      Presents crime rates and number of offenses for violent and property crimes in Anchorage known to police from 2003 to 2008. Figures presented, from the FBI's Uniform Crime Reporting (UCR) program, are for the eight serious offenses defined as Part I offenses: murder/non-negligent manslaughter, forcible rape, robbery, aggravated assault, burglary, larceny-theft, motor vehicle theft, and arson. Figures for 2008 are compared with those for five other western U.S. cities — Boise, Colorado Springs, Portland, Salt Lake City, and Spokane.
    • Violent and Property Offenses in Anchorage, 2003–2009

      Parker, Khristy (Justice Center, University of Alaska Anchorage, 2011-04-01)
      This research overview presents information on serious violent and property crimes reported to Anchorage police for 2003–2009 collected as part of the Federal Bureau of Investigation’s Uniform Crime Reporting Program (UCR).
    • Violent Crime Arrests in Alaska

      Myrstol, Brad A. (Alaska Justice Statistical Analysis Center, Justice Center, University of Alaska Anchorage, 2013-01)
      This fact sheet presents data for 1980–2011 on violent crime arrests in Alaska: murder/non-negligent manslaughter, forcible rape, robbery, and aggravated assault. Data is drawn from the annual Crime in Alaska report of the Alaska Department of Public Safety, which represents the State of Alaska's contribution to the FBI's Uniform Crime Reports (UCR) program.
    • Violent Crime Reported in Alaska, 1986–2015

      Parker, Khristy (Alaska Justice Statistical Analysis Center, Justice Center, University of Alaska Anchorage, 2017-02-20)
      This fact sheet presents data on violent crimes reported in Alaska from 1986 to 2015 as reported in the Alaska Department of Public Safety publication Crime in Alaska. "Violent crime" is an aggregate category that includes homicide (murder and non-negligent manslaughter), rape, robbery, and aggravated assault offenses reported to police. From 1986 to 2015, violent crime rates increased in Alaska although the overall crime rate decreased. Homicide and robbery rates declined over the 30-year period, while rape and aggravated assault rates increased from 1986 to 2015 – with aggravated assault acting as the main driver of increases in the violent crime rate over the period. On average, violent crime accounted for 11 percent of all crime reported in Alaska from 1986 to 2015. Aggravated assault accounted for nearly three-quarters, robbery for nearly 15 percent, rape for nearly 13 percent, and homicide for just over one percent of all violent crime reported in Alaska over the period.
    • Violent Crimes Compensation Board: Claims, FY 2004–FY 2014

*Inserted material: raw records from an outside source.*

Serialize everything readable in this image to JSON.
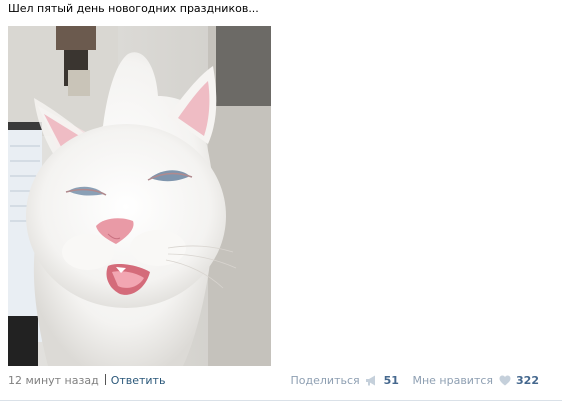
{
  "post": {
    "text": "Шел пятый день новогодних праздников...",
    "image": {
      "subject": "white-cat-photo"
    }
  },
  "footer": {
    "time": "12 минут назад",
    "reply_label": "Ответить",
    "share_label": "Поделиться",
    "share_count": "51",
    "like_label": "Мне нравится",
    "like_count": "322"
  },
  "colors": {
    "link": "#2b587a",
    "muted_link": "#8e9fb2",
    "count": "#45688e",
    "time": "#808080",
    "icon": "#c5d0db"
  }
}
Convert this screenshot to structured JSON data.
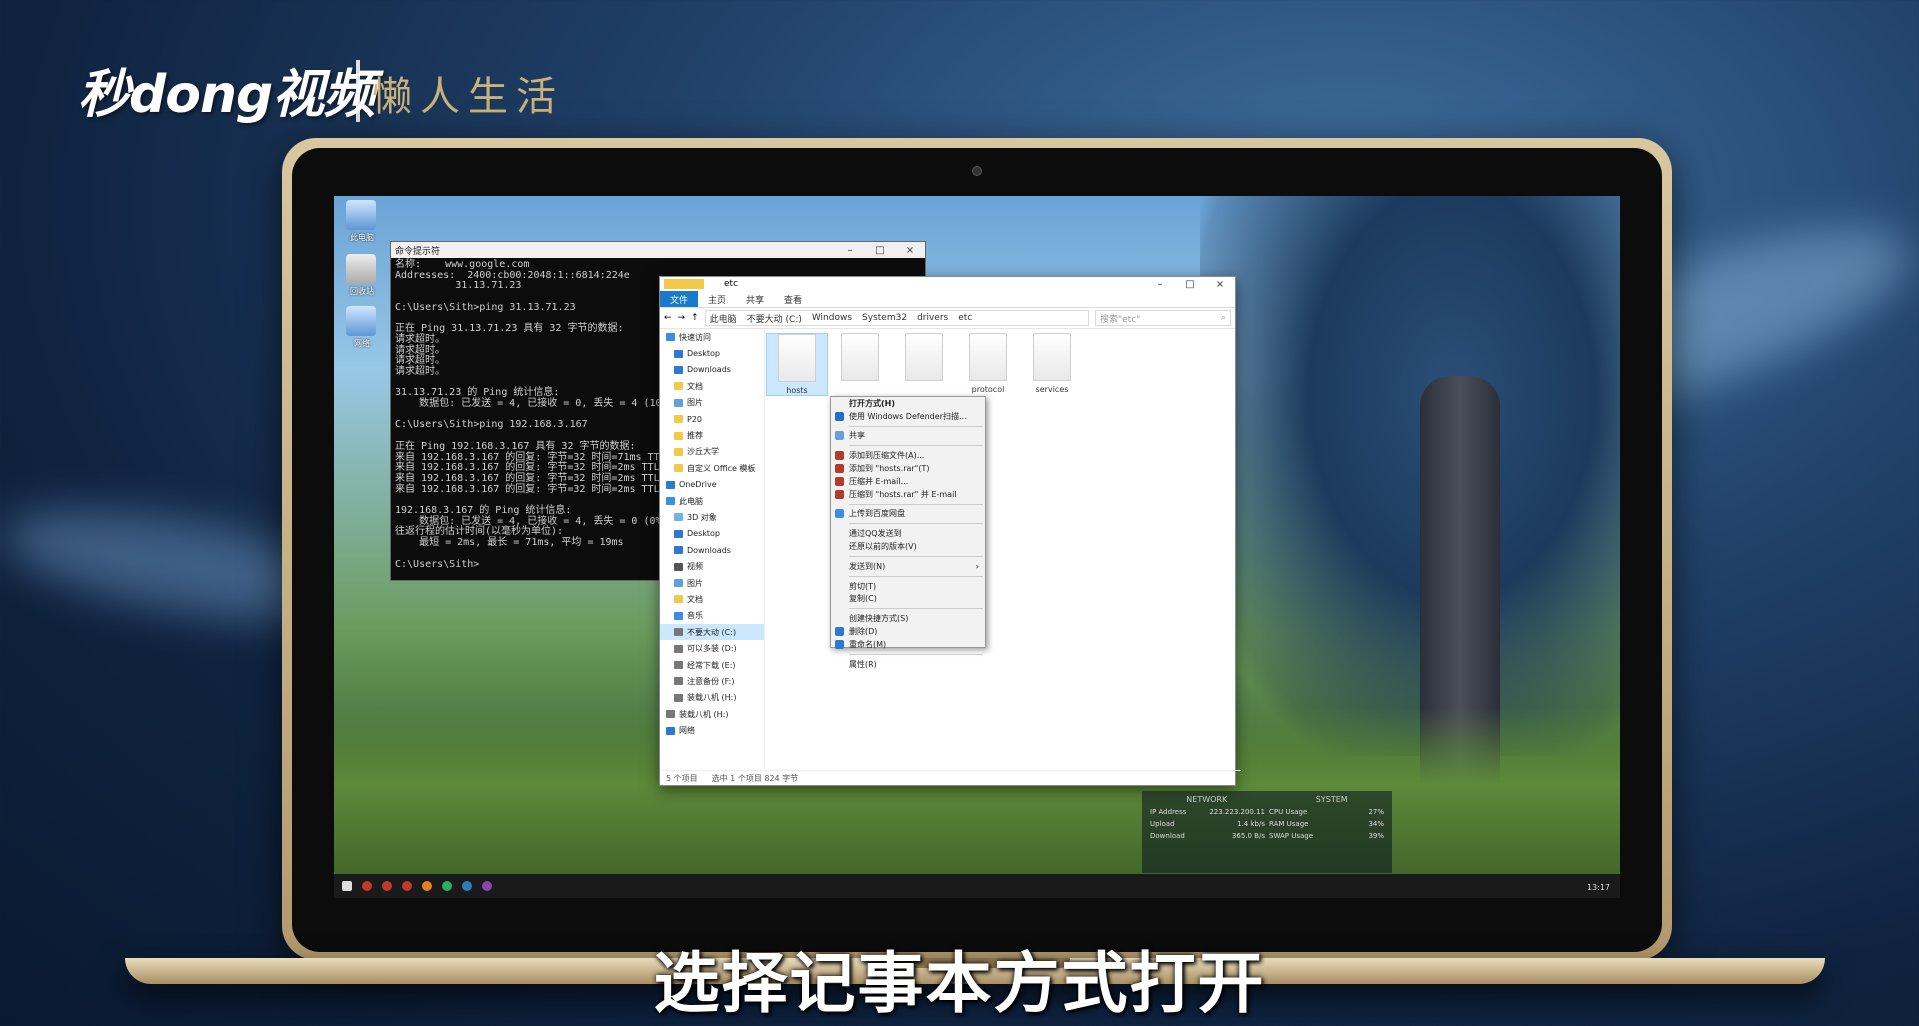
{
  "branding": {
    "logo": "秒dong视频",
    "sub": "懒人生活"
  },
  "desktop": {
    "icons": [
      {
        "label": "此电脑"
      },
      {
        "label": "回收站"
      },
      {
        "label": "网络"
      }
    ]
  },
  "cmd": {
    "title": "命令提示符",
    "lines": [
      "名称:    www.google.com",
      "Addresses:  2400:cb00:2048:1::6814:224e",
      "          31.13.71.23",
      "",
      "C:\\Users\\Sith>ping 31.13.71.23",
      "",
      "正在 Ping 31.13.71.23 具有 32 字节的数据:",
      "请求超时。",
      "请求超时。",
      "请求超时。",
      "请求超时。",
      "",
      "31.13.71.23 的 Ping 统计信息:",
      "    数据包: 已发送 = 4, 已接收 = 0, 丢失 = 4 (100%",
      "",
      "C:\\Users\\Sith>ping 192.168.3.167",
      "",
      "正在 Ping 192.168.3.167 具有 32 字节的数据:",
      "来自 192.168.3.167 的回复: 字节=32 时间=71ms TTL=",
      "来自 192.168.3.167 的回复: 字节=32 时间=2ms TTL=",
      "来自 192.168.3.167 的回复: 字节=32 时间=2ms TTL=",
      "来自 192.168.3.167 的回复: 字节=32 时间=2ms TTL=",
      "",
      "192.168.3.167 的 Ping 统计信息:",
      "    数据包: 已发送 = 4, 已接收 = 4, 丢失 = 0 (0%",
      "往返行程的估计时间(以毫秒为单位):",
      "    最短 = 2ms, 最长 = 71ms, 平均 = 19ms",
      "",
      "C:\\Users\\Sith>"
    ]
  },
  "explorer": {
    "title": "etc",
    "ribbon": [
      "文件",
      "主页",
      "共享",
      "查看"
    ],
    "path": [
      "此电脑",
      "不要大动 (C:)",
      "Windows",
      "System32",
      "drivers",
      "etc"
    ],
    "search_placeholder": "搜索\"etc\"",
    "nav": [
      "快速访问",
      "Desktop",
      "Downloads",
      "文档",
      "图片",
      "P20",
      "推荐",
      "沙丘大学",
      "自定义 Office 模板",
      "OneDrive",
      "此电脑",
      "3D 对象",
      "Desktop",
      "Downloads",
      "视频",
      "图片",
      "文档",
      "音乐",
      "不要大动 (C:)",
      "可以多装 (D:)",
      "经常下载 (E:)",
      "注意备份 (F:)",
      "装载八机 (H:)",
      "装载八机 (H:)",
      "网络"
    ],
    "files": [
      {
        "name": "hosts"
      },
      {
        "name": ""
      },
      {
        "name": ""
      },
      {
        "name": "protocol"
      },
      {
        "name": "services"
      }
    ],
    "status": {
      "count": "5 个项目",
      "selected": "选中 1 个项目  824 字节"
    }
  },
  "context_menu": {
    "items": [
      {
        "label": "打开方式(H)",
        "bold": true
      },
      {
        "label": "使用 Windows Defender扫描..."
      },
      {
        "label": "共享"
      },
      {
        "label": "添加到压缩文件(A)..."
      },
      {
        "label": "添加到 \"hosts.rar\"(T)"
      },
      {
        "label": "压缩并 E-mail..."
      },
      {
        "label": "压缩到 \"hosts.rar\" 并 E-mail"
      },
      {
        "label": "上传到百度网盘"
      },
      {
        "label": "通过QQ发送到"
      },
      {
        "label": "还原以前的版本(V)"
      },
      {
        "label": "发送到(N)"
      },
      {
        "label": "剪切(T)"
      },
      {
        "label": "复制(C)"
      },
      {
        "label": "创建快捷方式(S)"
      },
      {
        "label": "删除(D)"
      },
      {
        "label": "重命名(M)"
      },
      {
        "label": "属性(R)"
      }
    ]
  },
  "widget": {
    "network": "NETWORK",
    "system": "SYSTEM",
    "net": [
      {
        "k": "IP Address",
        "v": "223.223.200.11"
      },
      {
        "k": "Upload",
        "v": "1.4 kb/s"
      },
      {
        "k": "Download",
        "v": "365.0 B/s"
      }
    ],
    "sys": [
      {
        "k": "CPU Usage",
        "v": "27%"
      },
      {
        "k": "RAM Usage",
        "v": "34%"
      },
      {
        "k": "SWAP Usage",
        "v": "39%"
      }
    ],
    "time": "13:17"
  },
  "subtitle": "选择记事本方式打开",
  "colors": {
    "accent": "#1979ca",
    "selection": "#cce8ff"
  }
}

      Parker, Khristy (Alaska Justice Statistical Analysis Center, Justice Center, University of Alaska Anchorage, 2015-04-01)
      This fact sheet presents data from the Alaska Violent Crimes Compensation Board (VCCB) on claims made and compensation granted to victims of violent crime for fiscal years 2004–2014. The report presents data on new claims filed, types of crime and types of expenses for which compensation was claimed, and compensation totals. On average, the five most common violent crimes resulting in applications for compensation over the eleven-year period were sexual abuse of a minor, domestic violence, assault, sexual assault of adults, and homicide.
    • Visiting Rules and Regulations: A Preliminary Study

      Schafer, N. E. (Justice Center, University of Alaska Anchorage, 1988-04-04)
      Visiting rules and regulations from 71 long-term adult correctional facilities from 31 states were collected for review. The rules are divided into five areas: visitor application, visitor processing, contraband, conduct, and dress codes. They are reviewed in the light of recent standards which stress the importance of encouraging visits. Suggestions and recommendations for change are included.